She has expertise in the education of children with disabilities as well as those with challenging behaviour and their ability to function within the mainstream school.
One of her passions is to foster creativity in children. In order to facilitate this successfully she has regularly updated her skills by enrolling in professional learning courses.

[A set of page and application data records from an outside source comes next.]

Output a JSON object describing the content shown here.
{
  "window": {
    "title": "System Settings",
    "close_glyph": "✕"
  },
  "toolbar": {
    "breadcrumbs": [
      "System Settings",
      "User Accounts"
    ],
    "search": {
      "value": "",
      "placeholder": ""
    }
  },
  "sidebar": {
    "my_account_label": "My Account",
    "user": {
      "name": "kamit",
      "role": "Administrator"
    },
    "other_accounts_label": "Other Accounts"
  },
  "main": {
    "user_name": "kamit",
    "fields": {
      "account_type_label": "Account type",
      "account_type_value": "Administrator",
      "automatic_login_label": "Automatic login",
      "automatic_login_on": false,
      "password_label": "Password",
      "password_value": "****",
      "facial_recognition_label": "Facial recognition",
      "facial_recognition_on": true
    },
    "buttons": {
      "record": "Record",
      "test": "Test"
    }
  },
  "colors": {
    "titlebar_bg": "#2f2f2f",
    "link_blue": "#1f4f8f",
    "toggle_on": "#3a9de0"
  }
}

An example of this was a drawing course with the Art School, University of Tasmania.
Ellen has a Bachelor of Education, a Diploma of Teaching and is currently registered with the Teachers Registration Board of Tasmania, Australia.
Don W Jordan
Dr Don Jordan, D.Sc.Ed, is an experienced educator, having taught in primary schools in Tasmania, Australia.His perspective has been enriched by his work with disaffected students in the United Kingdom and with Bachelor of Education students in the Gaza Strip and working with curriculum developers and teachers on behalf of UNICEF in the Maldives.
In March 2011, Don was invited by the Mechai Viravaidya Foundation, to evaluate the leadership, curriculum, resources and teacher training and experience, at the Mechai Pattana Secondary School in north eastern Thailand, in preparation for it to become a demonstration school for the a proposed Teacher Training Institute.
Don has a particular interest in the philosophical and theoretical place of computers in primary classrooms in Tasmania, and their effect on students’ learning, behaviour and social development.